Dataset rows describing interfaces:
= Beginning of Section =

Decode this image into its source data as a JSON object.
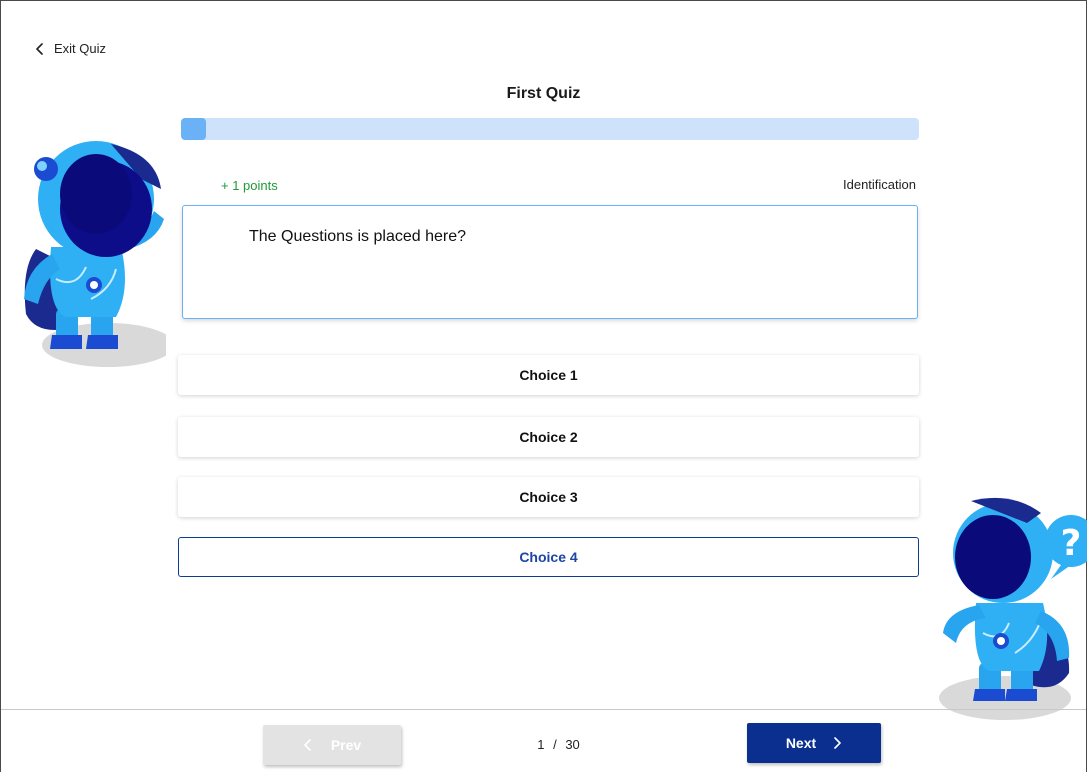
{
  "header": {
    "exit_label": "Exit Quiz",
    "title": "First Quiz"
  },
  "progress": {
    "fraction": 0.0333,
    "color_fill": "#6ab1f5",
    "color_track": "#cfe2fb"
  },
  "question": {
    "points": "+ 1 points",
    "type": "Identification",
    "text": "The Questions is placed here?"
  },
  "choices": [
    {
      "label": "Choice 1",
      "selected": false
    },
    {
      "label": "Choice 2",
      "selected": false
    },
    {
      "label": "Choice 3",
      "selected": false
    },
    {
      "label": "Choice 4",
      "selected": true
    }
  ],
  "footer": {
    "prev_label": "Prev",
    "next_label": "Next",
    "page_current": "1",
    "page_separator": "/",
    "page_total": "30"
  },
  "icons": {
    "back": "chevron-left-icon",
    "prev": "chevron-left-icon",
    "next": "chevron-right-icon"
  },
  "colors": {
    "accent": "#0a2f8f",
    "selected_text": "#1d45a3",
    "points_green": "#1f9a37"
  }
}
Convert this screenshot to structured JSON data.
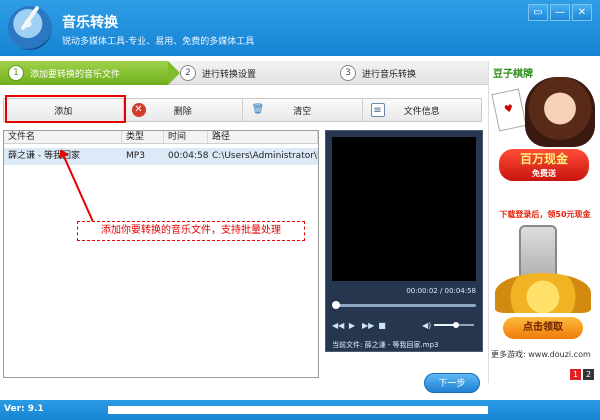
{
  "app": {
    "title": "音乐转换",
    "subtitle": "锐动多媒体工具-专业、易用、免费的多媒体工具",
    "window_buttons": [
      "▭",
      "—",
      "✕"
    ]
  },
  "steps": [
    {
      "num": "1",
      "label": "添加要转换的音乐文件"
    },
    {
      "num": "2",
      "label": "进行转换设置"
    },
    {
      "num": "3",
      "label": "进行音乐转换"
    }
  ],
  "toolbar": {
    "add_label": "添加",
    "delete_label": "删除",
    "clear_label": "清空",
    "info_label": "文件信息",
    "icons": {
      "delete": "delete-x-icon",
      "clear": "trash-icon",
      "info": "document-info-icon"
    }
  },
  "file_list": {
    "columns": [
      "文件名",
      "类型",
      "时间",
      "路径"
    ],
    "rows": [
      {
        "name": "薛之谦 - 等我回家",
        "type": "MP3",
        "time": "00:04:58",
        "path": "C:\\Users\\Administrator\\D..."
      }
    ]
  },
  "tip": "添加你要转换的音乐文件，支持批量处理",
  "player": {
    "time_display": "00:00:02 / 00:04:58",
    "progress_fraction": 0.01,
    "volume_fraction": 0.55,
    "now_playing": "当前文件: 薛之谦 - 等我回家.mp3",
    "controls": [
      "◀◀",
      "▶",
      "▶▶",
      "■"
    ],
    "volume_icon": "◀)"
  },
  "next_button": "下一步",
  "ad": {
    "brand": "豆子棋牌",
    "cash_big": "百万现金",
    "cash_small": "免费送",
    "promo_line": "下载登录后，领50元现金",
    "claim_button": "点击领取",
    "more_link": "更多游戏: www.douzi.com",
    "pages": [
      "1",
      "2"
    ],
    "card_glyph": "♥"
  },
  "status": {
    "version": "Ver: 9.1"
  }
}
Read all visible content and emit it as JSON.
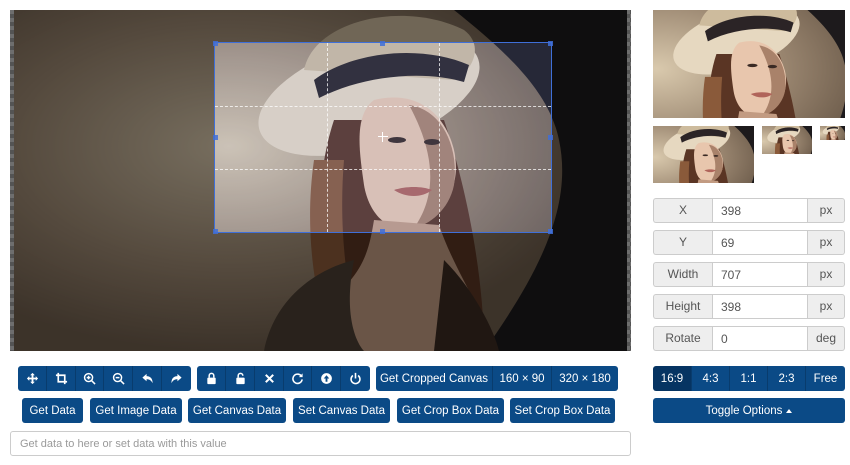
{
  "preview_image": {
    "description_icon": "portrait-photo"
  },
  "fields": [
    {
      "label": "X",
      "value": "398",
      "unit": "px"
    },
    {
      "label": "Y",
      "value": "69",
      "unit": "px"
    },
    {
      "label": "Width",
      "value": "707",
      "unit": "px"
    },
    {
      "label": "Height",
      "value": "398",
      "unit": "px"
    },
    {
      "label": "Rotate",
      "value": "0",
      "unit": "deg"
    }
  ],
  "toolbar": {
    "tool_icons": [
      "move-icon",
      "crop-icon",
      "zoom-in-icon",
      "zoom-out-icon",
      "rotate-left-icon",
      "rotate-right-icon"
    ],
    "state_icons": [
      "lock-icon",
      "unlock-icon",
      "clear-icon",
      "reset-icon",
      "upload-icon",
      "power-icon"
    ],
    "cropped_canvas": {
      "label": "Get Cropped Canvas",
      "size1": "160 × 90",
      "size2": "320 × 180"
    }
  },
  "data_buttons": [
    "Get Data",
    "Get Image Data",
    "Get Canvas Data",
    "Set Canvas Data",
    "Get Crop Box Data",
    "Set Crop Box Data"
  ],
  "data_input": {
    "placeholder": "Get data to here or set data with this value"
  },
  "ratios": {
    "options": [
      "16:9",
      "4:3",
      "1:1",
      "2:3",
      "Free"
    ],
    "selected": "16:9"
  },
  "toggle_options": {
    "label": "Toggle Options"
  },
  "colors": {
    "primary": "#0b4a86",
    "active": "#063462",
    "crop_outline": "#3f6fd8"
  }
}
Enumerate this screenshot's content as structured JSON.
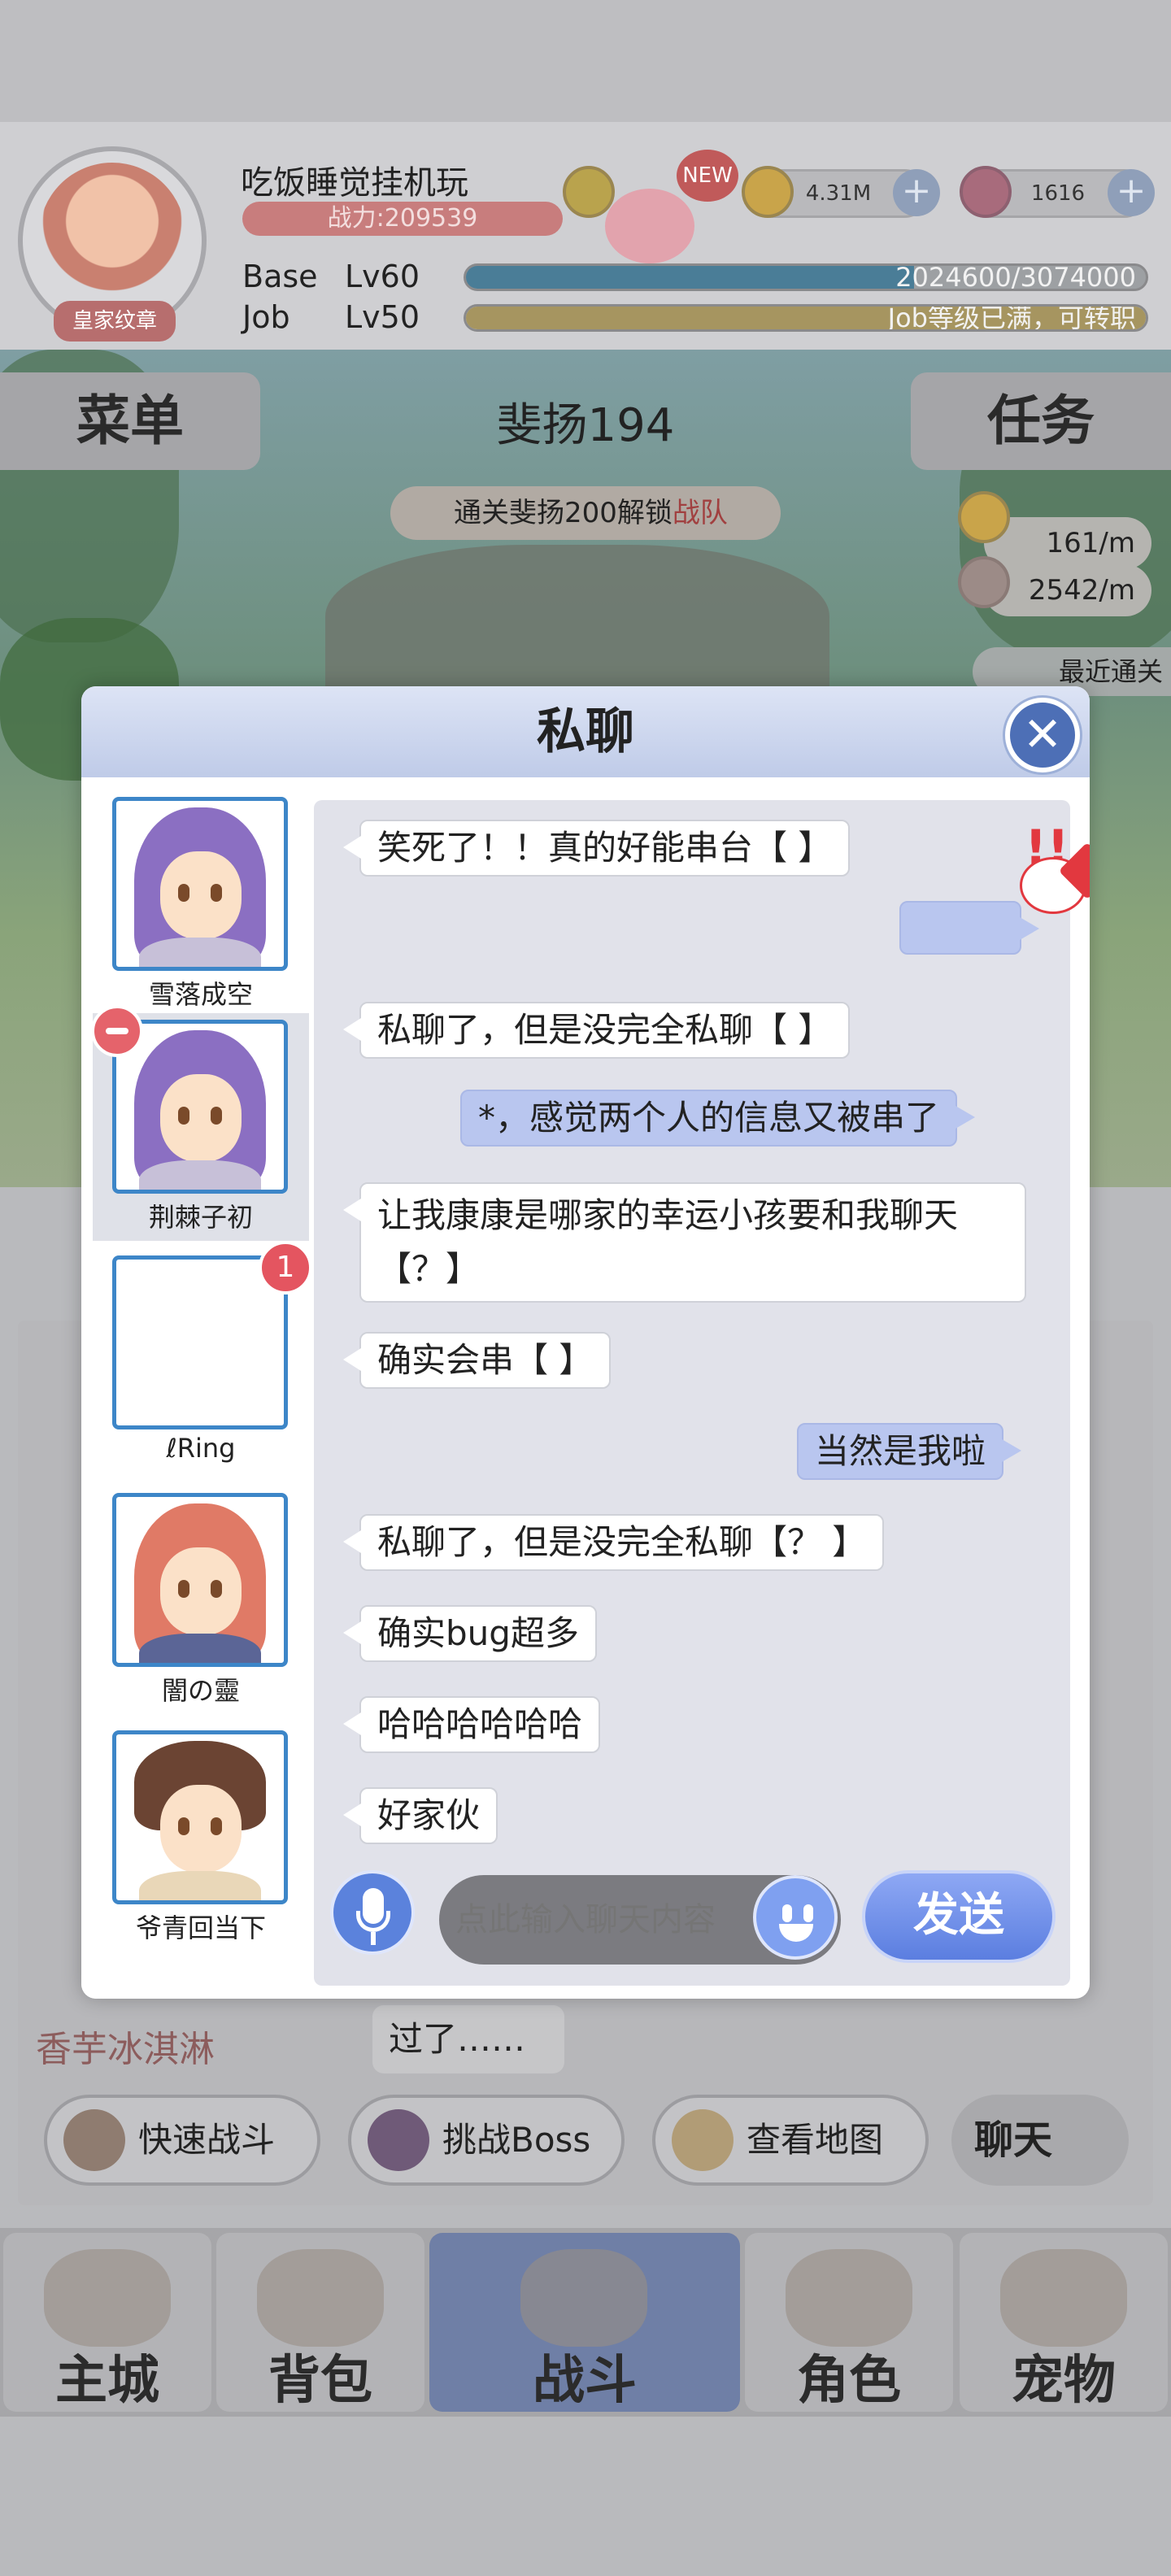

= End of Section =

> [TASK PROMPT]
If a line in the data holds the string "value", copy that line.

> [FINISHED EXERCISE]
      "value": "398",
      "value": "69",
      "value": "707",
      "value": "398",
      "value": "0",
    "placeholder": "Get data to here or set data with this value"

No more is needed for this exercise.